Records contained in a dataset
────────────────

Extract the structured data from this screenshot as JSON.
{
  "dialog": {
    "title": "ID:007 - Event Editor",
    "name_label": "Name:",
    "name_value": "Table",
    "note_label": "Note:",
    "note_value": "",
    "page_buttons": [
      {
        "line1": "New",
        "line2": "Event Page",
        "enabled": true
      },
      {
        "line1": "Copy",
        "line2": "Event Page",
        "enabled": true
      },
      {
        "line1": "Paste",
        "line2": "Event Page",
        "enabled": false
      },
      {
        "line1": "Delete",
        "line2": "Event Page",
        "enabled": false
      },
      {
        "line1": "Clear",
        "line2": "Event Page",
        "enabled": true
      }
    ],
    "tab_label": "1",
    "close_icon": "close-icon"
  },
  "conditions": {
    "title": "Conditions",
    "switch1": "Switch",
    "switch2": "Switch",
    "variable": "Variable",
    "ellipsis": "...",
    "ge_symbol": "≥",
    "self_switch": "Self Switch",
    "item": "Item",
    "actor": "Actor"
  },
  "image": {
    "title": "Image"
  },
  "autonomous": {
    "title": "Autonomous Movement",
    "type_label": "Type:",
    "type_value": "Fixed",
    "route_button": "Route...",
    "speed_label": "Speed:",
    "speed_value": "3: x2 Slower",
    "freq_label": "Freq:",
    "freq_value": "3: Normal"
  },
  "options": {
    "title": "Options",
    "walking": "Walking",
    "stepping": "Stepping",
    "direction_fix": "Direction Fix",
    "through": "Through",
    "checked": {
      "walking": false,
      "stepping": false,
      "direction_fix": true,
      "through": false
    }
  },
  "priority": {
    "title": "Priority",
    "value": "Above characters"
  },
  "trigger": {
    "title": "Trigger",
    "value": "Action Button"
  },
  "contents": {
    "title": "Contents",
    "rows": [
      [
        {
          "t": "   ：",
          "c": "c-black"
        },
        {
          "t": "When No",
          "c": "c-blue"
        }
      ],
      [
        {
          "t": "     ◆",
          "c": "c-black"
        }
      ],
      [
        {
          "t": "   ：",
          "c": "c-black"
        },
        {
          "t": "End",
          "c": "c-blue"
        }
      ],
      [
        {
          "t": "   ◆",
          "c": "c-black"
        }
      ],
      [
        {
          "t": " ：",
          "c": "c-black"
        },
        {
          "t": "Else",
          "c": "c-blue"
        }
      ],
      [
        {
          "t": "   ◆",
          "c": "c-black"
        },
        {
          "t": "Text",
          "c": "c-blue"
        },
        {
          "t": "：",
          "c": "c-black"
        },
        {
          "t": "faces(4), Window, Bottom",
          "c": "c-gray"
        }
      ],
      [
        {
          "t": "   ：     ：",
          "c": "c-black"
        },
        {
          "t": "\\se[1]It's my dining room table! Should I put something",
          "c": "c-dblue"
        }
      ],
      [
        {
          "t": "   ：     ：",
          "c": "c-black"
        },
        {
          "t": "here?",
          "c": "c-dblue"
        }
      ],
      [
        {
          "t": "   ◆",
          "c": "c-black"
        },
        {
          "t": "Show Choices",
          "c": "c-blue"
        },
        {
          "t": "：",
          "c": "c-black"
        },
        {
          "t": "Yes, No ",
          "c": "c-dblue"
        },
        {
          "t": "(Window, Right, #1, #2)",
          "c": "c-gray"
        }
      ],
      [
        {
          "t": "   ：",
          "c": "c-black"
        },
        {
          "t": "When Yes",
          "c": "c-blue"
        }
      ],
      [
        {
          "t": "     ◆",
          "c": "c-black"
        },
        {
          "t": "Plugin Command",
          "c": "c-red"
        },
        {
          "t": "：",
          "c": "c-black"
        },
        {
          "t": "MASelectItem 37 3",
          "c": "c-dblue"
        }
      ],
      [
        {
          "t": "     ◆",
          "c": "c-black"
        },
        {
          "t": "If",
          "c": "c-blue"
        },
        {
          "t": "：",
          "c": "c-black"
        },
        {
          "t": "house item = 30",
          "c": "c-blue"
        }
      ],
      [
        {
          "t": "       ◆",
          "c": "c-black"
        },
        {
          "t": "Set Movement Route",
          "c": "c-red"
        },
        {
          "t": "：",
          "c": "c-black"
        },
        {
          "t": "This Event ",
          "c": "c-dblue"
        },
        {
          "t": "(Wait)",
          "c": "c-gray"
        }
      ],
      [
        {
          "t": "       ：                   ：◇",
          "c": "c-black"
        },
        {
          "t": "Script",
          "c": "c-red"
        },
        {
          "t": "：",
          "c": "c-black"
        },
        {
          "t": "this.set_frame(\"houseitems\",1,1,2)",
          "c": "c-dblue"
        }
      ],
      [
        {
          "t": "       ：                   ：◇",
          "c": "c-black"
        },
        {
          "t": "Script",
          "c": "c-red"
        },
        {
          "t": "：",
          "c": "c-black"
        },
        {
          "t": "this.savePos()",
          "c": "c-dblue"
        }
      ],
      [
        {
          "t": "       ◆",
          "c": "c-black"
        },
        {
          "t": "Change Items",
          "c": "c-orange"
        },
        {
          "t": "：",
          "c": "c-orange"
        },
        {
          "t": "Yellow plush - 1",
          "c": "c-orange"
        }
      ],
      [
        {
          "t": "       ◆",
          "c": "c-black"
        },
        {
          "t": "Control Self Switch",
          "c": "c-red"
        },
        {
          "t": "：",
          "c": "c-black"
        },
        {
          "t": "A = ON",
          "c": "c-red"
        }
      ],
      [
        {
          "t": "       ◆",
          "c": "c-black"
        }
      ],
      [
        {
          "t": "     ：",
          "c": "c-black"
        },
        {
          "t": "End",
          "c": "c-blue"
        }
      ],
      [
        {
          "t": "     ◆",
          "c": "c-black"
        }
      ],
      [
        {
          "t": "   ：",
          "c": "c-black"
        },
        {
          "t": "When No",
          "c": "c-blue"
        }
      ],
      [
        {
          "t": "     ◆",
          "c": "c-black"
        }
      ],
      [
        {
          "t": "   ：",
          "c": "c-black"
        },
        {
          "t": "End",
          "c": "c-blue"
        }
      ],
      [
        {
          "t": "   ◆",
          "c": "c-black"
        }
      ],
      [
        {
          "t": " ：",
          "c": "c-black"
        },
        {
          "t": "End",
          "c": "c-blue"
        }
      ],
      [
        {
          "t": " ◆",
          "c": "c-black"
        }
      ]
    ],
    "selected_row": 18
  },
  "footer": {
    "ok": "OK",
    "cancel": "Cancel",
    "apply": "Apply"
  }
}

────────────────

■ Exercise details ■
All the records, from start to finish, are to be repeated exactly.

■ Task solution ■
Extract the structured data from this screenshot as JSON.
{
  "dialog": {
    "title": "ID:007 - Event Editor",
    "name_label": "Name:",
    "name_value": "Table",
    "note_label": "Note:",
    "note_value": "",
    "page_buttons": [
      {
        "line1": "New",
        "line2": "Event Page",
        "enabled": true
      },
      {
        "line1": "Copy",
        "line2": "Event Page",
        "enabled": true
      },
      {
        "line1": "Paste",
        "line2": "Event Page",
        "enabled": false
      },
      {
        "line1": "Delete",
        "line2": "Event Page",
        "enabled": false
      },
      {
        "line1": "Clear",
        "line2": "Event Page",
        "enabled": true
      }
    ],
    "tab_label": "1",
    "close_icon": "close-icon"
  },
  "conditions": {
    "title": "Conditions",
    "switch1": "Switch",
    "switch2": "Switch",
    "variable": "Variable",
    "ellipsis": "...",
    "ge_symbol": "≥",
    "self_switch": "Self Switch",
    "item": "Item",
    "actor": "Actor"
  },
  "image": {
    "title": "Image"
  },
  "autonomous": {
    "title": "Autonomous Movement",
    "type_label": "Type:",
    "type_value": "Fixed",
    "route_button": "Route...",
    "speed_label": "Speed:",
    "speed_value": "3: x2 Slower",
    "freq_label": "Freq:",
    "freq_value": "3: Normal"
  },
  "options": {
    "title": "Options",
    "walking": "Walking",
    "stepping": "Stepping",
    "direction_fix": "Direction Fix",
    "through": "Through",
    "checked": {
      "walking": false,
      "stepping": false,
      "direction_fix": true,
      "through": false
    }
  },
  "priority": {
    "title": "Priority",
    "value": "Above characters"
  },
  "trigger": {
    "title": "Trigger",
    "value": "Action Button"
  },
  "contents": {
    "title": "Contents",
    "rows": [
      [
        {
          "t": "   ：",
          "c": "c-black"
        },
        {
          "t": "When No",
          "c": "c-blue"
        }
      ],
      [
        {
          "t": "     ◆",
          "c": "c-black"
        }
      ],
      [
        {
          "t": "   ：",
          "c": "c-black"
        },
        {
          "t": "End",
          "c": "c-blue"
        }
      ],
      [
        {
          "t": "   ◆",
          "c": "c-black"
        }
      ],
      [
        {
          "t": " ：",
          "c": "c-black"
        },
        {
          "t": "Else",
          "c": "c-blue"
        }
      ],
      [
        {
          "t": "   ◆",
          "c": "c-black"
        },
        {
          "t": "Text",
          "c": "c-blue"
        },
        {
          "t": "：",
          "c": "c-black"
        },
        {
          "t": "faces(4), Window, Bottom",
          "c": "c-gray"
        }
      ],
      [
        {
          "t": "   ：     ：",
          "c": "c-black"
        },
        {
          "t": "\\se[1]It's my dining room table! Should I put something",
          "c": "c-dblue"
        }
      ],
      [
        {
          "t": "   ：     ：",
          "c": "c-black"
        },
        {
          "t": "here?",
          "c": "c-dblue"
        }
      ],
      [
        {
          "t": "   ◆",
          "c": "c-black"
        },
        {
          "t": "Show Choices",
          "c": "c-blue"
        },
        {
          "t": "：",
          "c": "c-black"
        },
        {
          "t": "Yes, No ",
          "c": "c-dblue"
        },
        {
          "t": "(Window, Right, #1, #2)",
          "c": "c-gray"
        }
      ],
      [
        {
          "t": "   ：",
          "c": "c-black"
        },
        {
          "t": "When Yes",
          "c": "c-blue"
        }
      ],
      [
        {
          "t": "     ◆",
          "c": "c-black"
        },
        {
          "t": "Plugin Command",
          "c": "c-red"
        },
        {
          "t": "：",
          "c": "c-black"
        },
        {
          "t": "MASelectItem 37 3",
          "c": "c-dblue"
        }
      ],
      [
        {
          "t": "     ◆",
          "c": "c-black"
        },
        {
          "t": "If",
          "c": "c-blue"
        },
        {
          "t": "：",
          "c": "c-black"
        },
        {
          "t": "house item = 30",
          "c": "c-blue"
        }
      ],
      [
        {
          "t": "       ◆",
          "c": "c-black"
        },
        {
          "t": "Set Movement Route",
          "c": "c-red"
        },
        {
          "t": "：",
          "c": "c-black"
        },
        {
          "t": "This Event ",
          "c": "c-dblue"
        },
        {
          "t": "(Wait)",
          "c": "c-gray"
        }
      ],
      [
        {
          "t": "       ：                   ：◇",
          "c": "c-black"
        },
        {
          "t": "Script",
          "c": "c-red"
        },
        {
          "t": "：",
          "c": "c-black"
        },
        {
          "t": "this.set_frame(\"houseitems\",1,1,2)",
          "c": "c-dblue"
        }
      ],
      [
        {
          "t": "       ：                   ：◇",
          "c": "c-black"
        },
        {
          "t": "Script",
          "c": "c-red"
        },
        {
          "t": "：",
          "c": "c-black"
        },
        {
          "t": "this.savePos()",
          "c": "c-dblue"
        }
      ],
      [
        {
          "t": "       ◆",
          "c": "c-black"
        },
        {
          "t": "Change Items",
          "c": "c-orange"
        },
        {
          "t": "：",
          "c": "c-orange"
        },
        {
          "t": "Yellow plush - 1",
          "c": "c-orange"
        }
      ],
      [
        {
          "t": "       ◆",
          "c": "c-black"
        },
        {
          "t": "Control Self Switch",
          "c": "c-red"
        },
        {
          "t": "：",
          "c": "c-black"
        },
        {
          "t": "A = ON",
          "c": "c-red"
        }
      ],
      [
        {
          "t": "       ◆",
          "c": "c-black"
        }
      ],
      [
        {
          "t": "     ：",
          "c": "c-black"
        },
        {
          "t": "End",
          "c": "c-blue"
        }
      ],
      [
        {
          "t": "     ◆",
          "c": "c-black"
        }
      ],
      [
        {
          "t": "   ：",
          "c": "c-black"
        },
        {
          "t": "When No",
          "c": "c-blue"
        }
      ],
      [
        {
          "t": "     ◆",
          "c": "c-black"
        }
      ],
      [
        {
          "t": "   ：",
          "c": "c-black"
        },
        {
          "t": "End",
          "c": "c-blue"
        }
      ],
      [
        {
          "t": "   ◆",
          "c": "c-black"
        }
      ],
      [
        {
          "t": " ：",
          "c": "c-black"
        },
        {
          "t": "End",
          "c": "c-blue"
        }
      ],
      [
        {
          "t": " ◆",
          "c": "c-black"
        }
      ]
    ],
    "selected_row": 18
  },
  "footer": {
    "ok": "OK",
    "cancel": "Cancel",
    "apply": "Apply"
  }
}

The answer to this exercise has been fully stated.